As Carol Burristhe narrative is all wrong.
Before Hurricane Katrina, there were 65,000 students in the schools of New Orleans. Today, there are about 45,000. The hurricane did the most damage to the low-lying areas where very poor people lived, and some of them never returned.
In mid-July, Douglas Harris and Matthew Larsen wrote a paper about the great success of the reforms in New Orleans. There are many caveats, mostly having to do with the causes of improvements. And, as Valerie Strauss points out in her introduction to Burris’s article, the New Orleans school district is still significantly below the state average on the state tests.
Burris notes that even Douglas Harris is cautious about whether the New Orleans reforms are “scalable.” Funding increased by almost $1,400 per pupil. That mattered, though Harris doesn’t know how much it mattered. Second, Harris warns that the situation in New Orleans was unique and that its reforms cannot be extrapolated to other districts that might want to adopt the portfolio model or otherwise expand charters. “New Orleans,” he said, “was uniquely situated for these reforms to work. The district was extremely low-performing, and pretty much everyone agreed that some type of major change was in order. It’s easier to improve from such a low starting point. … I don’t think we can extrapolate New Orleans to most of the country. It’s more like a best-case scenario.”
Burris reports that the Network for Public Education commissioned Bruce Baker of Rutgers University to review the Harris-Larsen report on NOLA.
Baker faults Harris and Larsen for downplaying the role of extra funding and the importance of demographic change.

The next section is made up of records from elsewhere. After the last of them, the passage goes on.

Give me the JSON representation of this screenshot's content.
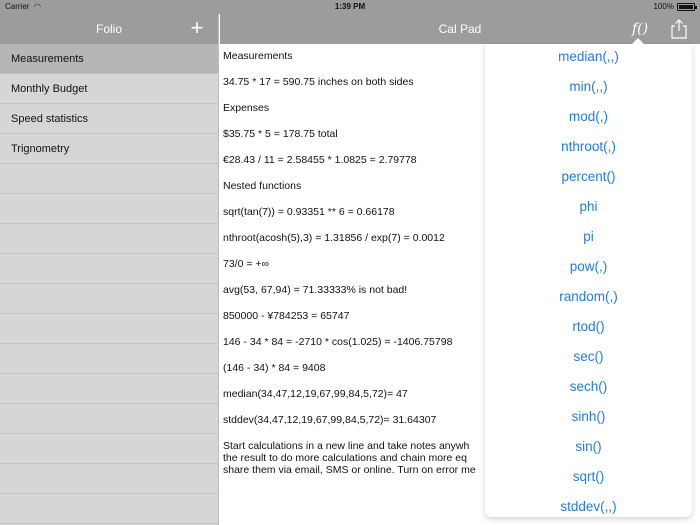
{
  "status_bar": {
    "carrier": "Carrier",
    "time": "1:39 PM",
    "battery": "100%"
  },
  "sidebar": {
    "title": "Folio",
    "items": [
      {
        "label": "Measurements"
      },
      {
        "label": "Monthly Budget"
      },
      {
        "label": "Speed statistics"
      },
      {
        "label": "Trignometry"
      },
      {
        "label": ""
      },
      {
        "label": ""
      },
      {
        "label": ""
      },
      {
        "label": ""
      },
      {
        "label": ""
      },
      {
        "label": ""
      },
      {
        "label": ""
      },
      {
        "label": ""
      },
      {
        "label": ""
      },
      {
        "label": ""
      },
      {
        "label": ""
      },
      {
        "label": ""
      }
    ]
  },
  "main": {
    "title": "Cal Pad",
    "lines": [
      "Measurements",
      "34.75 * 17 = 590.75 inches on both sides",
      "Expenses",
      "$35.75 * 5 = 178.75  total",
      "€28.43 / 11 = 2.58455 * 1.0825 = 2.79778",
      "Nested functions",
      "sqrt(tan(7)) = 0.93351  ** 6 = 0.66178",
      "nthroot(acosh(5),3) = 1.31856  / exp(7) = 0.0012",
      "73/0 = +∞",
      "avg(53, 67,94) = 71.33333% is not bad!",
      "850000 - ¥784253 = 65747",
      "146 - 34 * 84 = -2710 * cos(1.025) = -1406.75798",
      "(146 - 34) * 84 = 9408",
      "median(34,47,12,19,67,99,84,5,72)= 47",
      "stddev(34,47,12,19,67,99,84,5,72)= 31.64307"
    ],
    "paragraph": [
      "Start calculations in a new line and take notes anywh",
      "the result to do more calculations and chain more eq",
      "share them via email, SMS or online. Turn on error me"
    ]
  },
  "functions": {
    "items": [
      "median(,,)",
      "min(,,)",
      "mod(,)",
      "nthroot(,)",
      "percent()",
      "phi",
      "pi",
      "pow(,)",
      "random(,)",
      "rtod()",
      "sec()",
      "sech()",
      "sinh()",
      "sin()",
      "sqrt()",
      "stddev(,,)"
    ]
  },
  "colors": {
    "accent": "#1f7ce0",
    "header": "#9c9c9e",
    "sidebar": "#d6d6d8"
  }
}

Baker reviews the effects of adding substantial new resources to a struggling district. He points out that in the case of New Orleans, a disproportionate share of the new funding went to administration and transportation. Because the teaching staff was young and inexperienced, the cost of instruction was unusually low and is probably not sustainable in the long run.
He also points out the dramatic decline of concentrated poverty in New Orleans. This in itself was an important “reform” which helped to boost outcomes.
As usual, things are more complicated than they seem. Any reformer who blithely suggests applying the New Orleans model to a city without a hurricane, without a huge boost in funding, and without positive demographic changes to reduce poverty, is likely to be disappointed.